Preventing gun violence in a city which has 230 homicide victims so far this year is a daunting task, but one interfaith organization hopes community outreach can help provide a solution. Heeding God’s Call held a anti-violence vigil and walk in response to three recent murders in the East Mt. Airy, Cedarbrook and East Germantown neighborhoods.
A group of around 60 people, most from area congregations, convened at Cliveden Park in East Mt. Airy for the Sunday afternoon rally. Though organizers had distributed leaflets prior to the event, only a handful of neighbors were in attendance.
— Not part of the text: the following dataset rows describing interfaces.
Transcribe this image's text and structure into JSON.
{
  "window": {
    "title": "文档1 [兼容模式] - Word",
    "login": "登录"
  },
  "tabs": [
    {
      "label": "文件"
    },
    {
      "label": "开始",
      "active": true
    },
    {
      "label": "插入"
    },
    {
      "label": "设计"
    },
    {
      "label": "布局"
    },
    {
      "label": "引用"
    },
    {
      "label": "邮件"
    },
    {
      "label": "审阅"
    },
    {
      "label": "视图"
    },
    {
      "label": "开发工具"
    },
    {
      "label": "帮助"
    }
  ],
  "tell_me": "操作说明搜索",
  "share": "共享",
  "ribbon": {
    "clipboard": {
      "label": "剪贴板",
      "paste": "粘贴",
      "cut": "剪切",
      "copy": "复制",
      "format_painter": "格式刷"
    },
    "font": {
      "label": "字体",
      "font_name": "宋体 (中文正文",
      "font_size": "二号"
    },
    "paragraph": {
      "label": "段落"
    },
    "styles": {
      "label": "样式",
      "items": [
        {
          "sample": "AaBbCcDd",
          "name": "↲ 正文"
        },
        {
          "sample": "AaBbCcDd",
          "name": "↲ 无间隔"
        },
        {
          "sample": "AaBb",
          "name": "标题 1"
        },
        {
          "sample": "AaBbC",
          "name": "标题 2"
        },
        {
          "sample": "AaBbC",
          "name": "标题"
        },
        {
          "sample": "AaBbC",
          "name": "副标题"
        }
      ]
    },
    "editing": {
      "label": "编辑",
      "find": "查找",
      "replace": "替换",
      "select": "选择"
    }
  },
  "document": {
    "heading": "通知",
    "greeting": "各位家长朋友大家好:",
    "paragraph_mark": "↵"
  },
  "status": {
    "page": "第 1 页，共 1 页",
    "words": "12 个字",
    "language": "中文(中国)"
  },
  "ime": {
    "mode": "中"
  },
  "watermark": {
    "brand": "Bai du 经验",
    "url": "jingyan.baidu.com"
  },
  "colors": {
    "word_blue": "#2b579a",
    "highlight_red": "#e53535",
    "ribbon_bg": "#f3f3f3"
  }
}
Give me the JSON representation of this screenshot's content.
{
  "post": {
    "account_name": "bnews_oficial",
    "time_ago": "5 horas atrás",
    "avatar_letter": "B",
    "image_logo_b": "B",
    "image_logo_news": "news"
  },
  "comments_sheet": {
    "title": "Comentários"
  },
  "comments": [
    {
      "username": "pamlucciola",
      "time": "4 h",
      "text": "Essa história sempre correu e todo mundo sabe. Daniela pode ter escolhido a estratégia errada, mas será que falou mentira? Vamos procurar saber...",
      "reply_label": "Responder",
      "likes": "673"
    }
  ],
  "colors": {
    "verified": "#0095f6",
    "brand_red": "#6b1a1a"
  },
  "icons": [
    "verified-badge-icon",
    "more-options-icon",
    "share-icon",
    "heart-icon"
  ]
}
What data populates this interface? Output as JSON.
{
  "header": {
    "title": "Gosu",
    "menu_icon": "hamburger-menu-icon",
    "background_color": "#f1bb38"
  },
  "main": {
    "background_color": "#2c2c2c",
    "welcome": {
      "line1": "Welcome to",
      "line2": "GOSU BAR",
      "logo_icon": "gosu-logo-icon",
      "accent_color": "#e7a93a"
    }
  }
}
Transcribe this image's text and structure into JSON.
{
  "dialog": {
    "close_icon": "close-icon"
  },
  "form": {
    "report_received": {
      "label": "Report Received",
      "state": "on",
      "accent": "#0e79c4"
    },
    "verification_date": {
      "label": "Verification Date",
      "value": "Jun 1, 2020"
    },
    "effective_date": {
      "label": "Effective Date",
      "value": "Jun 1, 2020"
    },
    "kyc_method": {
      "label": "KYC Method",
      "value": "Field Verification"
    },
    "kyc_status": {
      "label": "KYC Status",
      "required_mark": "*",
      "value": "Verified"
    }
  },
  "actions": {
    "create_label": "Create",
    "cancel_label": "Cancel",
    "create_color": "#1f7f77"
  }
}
Among those was Shirley Braswell, of East Springer Street, who says vigils like this one are important. “You just can’t put a teddybear and light some candles and that’s it,” she said. Braswell hopes the result will be that neighbors will no longer be afraid to speak up. “You just can’t close your door to this,” she stressed.
Before taking their message to the street, the group heard from Movita Harrell. “Murder has become a way of life. Our young men don’t even think that they’re going to live past 25,” she exclaimed. Harrell and her husband, Yancy, shared the story of how they lost their 18 year-old son, Charles Andre Johnson to gun violence in January 2011, at the intersection of Washington Lane and Musgrave Street. Johnson was shot and killed by two young assailants in a case of mistaken identity.
“The violence has to stop!” Harrell cried.
Representatives from Christian churches from Germantown, Mt. Airy and Chestnut Hill were joined by members from as far away as South Philadelphia, Fox Chase and the suburban towns of Ambler and Harleysville. Faiths ranged from Presbyterian, Lutheran, Unitarian, Methodist, Baptist, Quaker, Catholic and Judaism.
“The problems that we have are way bigger than we can solve,” admitted Rev. Delores McCabe as she addressed the group. Those who commit gun related crimes are guilty of the sin of commission, but those who refuse to stand up to it are guilty of the sin of omission, McCabe said.
“We must speak out!” she declared.
The marchers walked the two blocks down Chew Avenue, from Cliveden Park to the 200 block of East Sharpnack Street, the site of the July 27 shooting of Nafis Armstead and Gerald Jones, who remains hospitalized. Forming a circle around the still-intact stuffed animal and candle-filled memorial to Armstead, the group offered up Christian and Muslim prayers for safety and peace. Residents of the block hung out on an adjacent stoop, watching, listening, and, at times, even gently correcting organizers who were not at all familiar with the young man’s life – or theirs. As the marchers made their way back to the park, neighbors expressed words of gratitude.
Who is Heeding God’s Call
Heeding God’s Call is an activist collective which not only hosts “public witness” observations in remembrance of murder-victims but also hopes to persuade gun retailers to adopt to a “code of conduct” says Executive Director, Brian Miller. “If they adopted it, they wouldn’t be selling to straw buyers,” he asserted.
Miller said that while there are no gun shops in Northwest Philadelphia, he believes Heeding God’s Call can still work to get the community involved to end gun violence. “In this case, because there so many shootings in such a short time, we felt that we needed to come here,” Miler explained.
The three and a half year-old organization tries to connect with churches in the local areas where gun violence has occurred. Though the Islamic faith is widely practiced in communities such as East Mt. Airy and Germantown, Miller said that attempts to build a connection with Muslim leaders has not been as successful. “It’s a source of pain for us actually, because we would very much like to connect,” he remarked.
The vigils also provide an “opportunity to tell people what we do,” Miller said. The organization looks upon the closure of Colosimo’s Gun Center by Federal authorities in September 2009 as one of its success stories.
Kate Day, one of the event organizers from the Lutheran Theological Seminary in Mt. Airy says the interfaith assembly realizes it is traumatic and difficult for crime witnesses to talk about it when a shooter remains at large. “We’re really hoping that through this that they see that they’re not alone.”
“There are people from all over the city who are standing with them,” she said.